[Recorded data]

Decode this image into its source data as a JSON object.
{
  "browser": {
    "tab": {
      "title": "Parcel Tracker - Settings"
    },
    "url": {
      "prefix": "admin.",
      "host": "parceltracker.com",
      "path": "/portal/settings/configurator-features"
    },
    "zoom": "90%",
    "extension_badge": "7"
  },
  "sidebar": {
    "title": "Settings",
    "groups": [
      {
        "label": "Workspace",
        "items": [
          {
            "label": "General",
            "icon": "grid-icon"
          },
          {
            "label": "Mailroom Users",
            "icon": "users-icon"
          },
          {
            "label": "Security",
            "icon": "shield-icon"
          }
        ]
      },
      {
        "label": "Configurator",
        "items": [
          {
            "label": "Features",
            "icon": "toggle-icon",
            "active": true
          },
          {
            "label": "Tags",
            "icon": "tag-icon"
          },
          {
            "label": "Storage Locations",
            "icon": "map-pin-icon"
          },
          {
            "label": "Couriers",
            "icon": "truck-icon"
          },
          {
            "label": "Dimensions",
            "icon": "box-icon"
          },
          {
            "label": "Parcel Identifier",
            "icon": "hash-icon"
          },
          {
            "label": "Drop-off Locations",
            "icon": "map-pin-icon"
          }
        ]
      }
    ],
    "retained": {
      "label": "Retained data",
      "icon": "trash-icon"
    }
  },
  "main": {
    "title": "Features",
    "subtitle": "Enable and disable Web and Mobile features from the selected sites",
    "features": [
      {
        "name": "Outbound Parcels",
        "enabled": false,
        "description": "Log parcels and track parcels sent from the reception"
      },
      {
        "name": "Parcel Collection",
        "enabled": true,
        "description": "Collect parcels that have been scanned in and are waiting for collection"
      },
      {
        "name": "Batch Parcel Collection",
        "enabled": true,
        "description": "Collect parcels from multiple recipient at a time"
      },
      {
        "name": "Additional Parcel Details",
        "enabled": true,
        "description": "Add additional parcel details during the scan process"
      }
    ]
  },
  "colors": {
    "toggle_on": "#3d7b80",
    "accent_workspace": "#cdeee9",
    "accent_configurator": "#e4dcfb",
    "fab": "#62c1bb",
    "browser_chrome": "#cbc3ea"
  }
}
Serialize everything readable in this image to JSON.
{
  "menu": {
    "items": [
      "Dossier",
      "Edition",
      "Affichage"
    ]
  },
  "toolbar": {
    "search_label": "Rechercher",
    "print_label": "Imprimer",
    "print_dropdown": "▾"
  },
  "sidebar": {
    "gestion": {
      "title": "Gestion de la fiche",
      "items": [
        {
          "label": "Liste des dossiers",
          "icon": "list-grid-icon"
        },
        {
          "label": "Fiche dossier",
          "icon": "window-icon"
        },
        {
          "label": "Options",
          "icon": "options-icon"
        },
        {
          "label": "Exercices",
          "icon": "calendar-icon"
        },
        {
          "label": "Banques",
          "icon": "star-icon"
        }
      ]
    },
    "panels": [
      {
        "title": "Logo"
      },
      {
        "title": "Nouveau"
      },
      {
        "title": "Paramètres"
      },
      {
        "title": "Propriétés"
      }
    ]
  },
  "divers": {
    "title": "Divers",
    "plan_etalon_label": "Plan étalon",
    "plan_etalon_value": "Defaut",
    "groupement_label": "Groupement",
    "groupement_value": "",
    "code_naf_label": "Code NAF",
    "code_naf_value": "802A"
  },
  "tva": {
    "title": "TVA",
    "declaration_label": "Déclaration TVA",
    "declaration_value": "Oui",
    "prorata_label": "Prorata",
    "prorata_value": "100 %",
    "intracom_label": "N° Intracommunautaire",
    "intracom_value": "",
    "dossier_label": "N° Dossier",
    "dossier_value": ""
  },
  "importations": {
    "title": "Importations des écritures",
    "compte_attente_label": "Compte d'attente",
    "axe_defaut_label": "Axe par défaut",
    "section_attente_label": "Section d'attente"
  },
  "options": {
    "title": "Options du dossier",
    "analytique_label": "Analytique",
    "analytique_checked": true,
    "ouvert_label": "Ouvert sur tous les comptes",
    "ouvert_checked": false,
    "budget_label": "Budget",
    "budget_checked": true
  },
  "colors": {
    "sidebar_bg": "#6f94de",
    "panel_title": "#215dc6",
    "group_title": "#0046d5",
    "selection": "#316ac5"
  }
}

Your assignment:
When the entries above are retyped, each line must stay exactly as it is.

Task answer:
Decode this image into its source data as a JSON object.
{
  "browser": {
    "tab": {
      "title": "Parcel Tracker - Settings"
    },
    "url": {
      "prefix": "admin.",
      "host": "parceltracker.com",
      "path": "/portal/settings/configurator-features"
    },
    "zoom": "90%",
    "extension_badge": "7"
  },
  "sidebar": {
    "title": "Settings",
    "groups": [
      {
        "label": "Workspace",
        "items": [
          {
            "label": "General",
            "icon": "grid-icon"
          },
          {
            "label": "Mailroom Users",
            "icon": "users-icon"
          },
          {
            "label": "Security",
            "icon": "shield-icon"
          }
        ]
      },
      {
        "label": "Configurator",
        "items": [
          {
            "label": "Features",
            "icon": "toggle-icon",
            "active": true
          },
          {
            "label": "Tags",
            "icon": "tag-icon"
          },
          {
            "label": "Storage Locations",
            "icon": "map-pin-icon"
          },
          {
            "label": "Couriers",
            "icon": "truck-icon"
          },
          {
            "label": "Dimensions",
            "icon": "box-icon"
          },
          {
            "label": "Parcel Identifier",
            "icon": "hash-icon"
          },
          {
            "label": "Drop-off Locations",
            "icon": "map-pin-icon"
          }
        ]
      }
    ],
    "retained": {
      "label": "Retained data",
      "icon": "trash-icon"
    }
  },
  "main": {
    "title": "Features",
    "subtitle": "Enable and disable Web and Mobile features from the selected sites",
    "features": [
      {
        "name": "Outbound Parcels",
        "enabled": false,
        "description": "Log parcels and track parcels sent from the reception"
      },
      {
        "name": "Parcel Collection",
        "enabled": true,
        "description": "Collect parcels that have been scanned in and are waiting for collection"
      },
      {
        "name": "Batch Parcel Collection",
        "enabled": true,
        "description": "Collect parcels from multiple recipient at a time"
      },
      {
        "name": "Additional Parcel Details",
        "enabled": true,
        "description": "Add additional parcel details during the scan process"
      }
    ]
  },
  "colors": {
    "toggle_on": "#3d7b80",
    "accent_workspace": "#cdeee9",
    "accent_configurator": "#e4dcfb",
    "fab": "#62c1bb",
    "browser_chrome": "#cbc3ea"
  }
}
Serialize everything readable in this image to JSON.
{
  "menu": {
    "items": [
      "Dossier",
      "Edition",
      "Affichage"
    ]
  },
  "toolbar": {
    "search_label": "Rechercher",
    "print_label": "Imprimer",
    "print_dropdown": "▾"
  },
  "sidebar": {
    "gestion": {
      "title": "Gestion de la fiche",
      "items": [
        {
          "label": "Liste des dossiers",
          "icon": "list-grid-icon"
        },
        {
          "label": "Fiche dossier",
          "icon": "window-icon"
        },
        {
          "label": "Options",
          "icon": "options-icon"
        },
        {
          "label": "Exercices",
          "icon": "calendar-icon"
        },
        {
          "label": "Banques",
          "icon": "star-icon"
        }
      ]
    },
    "panels": [
      {
        "title": "Logo"
      },
      {
        "title": "Nouveau"
      },
      {
        "title": "Paramètres"
      },
      {
        "title": "Propriétés"
      }
    ]
  },
  "divers": {
    "title": "Divers",
    "plan_etalon_label": "Plan étalon",
    "plan_etalon_value": "Defaut",
    "groupement_label": "Groupement",
    "groupement_value": "",
    "code_naf_label": "Code NAF",
    "code_naf_value": "802A"
  },
  "tva": {
    "title": "TVA",
    "declaration_label": "Déclaration TVA",
    "declaration_value": "Oui",
    "prorata_label": "Prorata",
    "prorata_value": "100 %",
    "intracom_label": "N° Intracommunautaire",
    "intracom_value": "",
    "dossier_label": "N° Dossier",
    "dossier_value": ""
  },
  "importations": {
    "title": "Importations des écritures",
    "compte_attente_label": "Compte d'attente",
    "axe_defaut_label": "Axe par défaut",
    "section_attente_label": "Section d'attente"
  },
  "options": {
    "title": "Options du dossier",
    "analytique_label": "Analytique",
    "analytique_checked": true,
    "ouvert_label": "Ouvert sur tous les comptes",
    "ouvert_checked": false,
    "budget_label": "Budget",
    "budget_checked": true
  },
  "colors": {
    "sidebar_bg": "#6f94de",
    "panel_title": "#215dc6",
    "group_title": "#0046d5",
    "selection": "#316ac5"
  }
}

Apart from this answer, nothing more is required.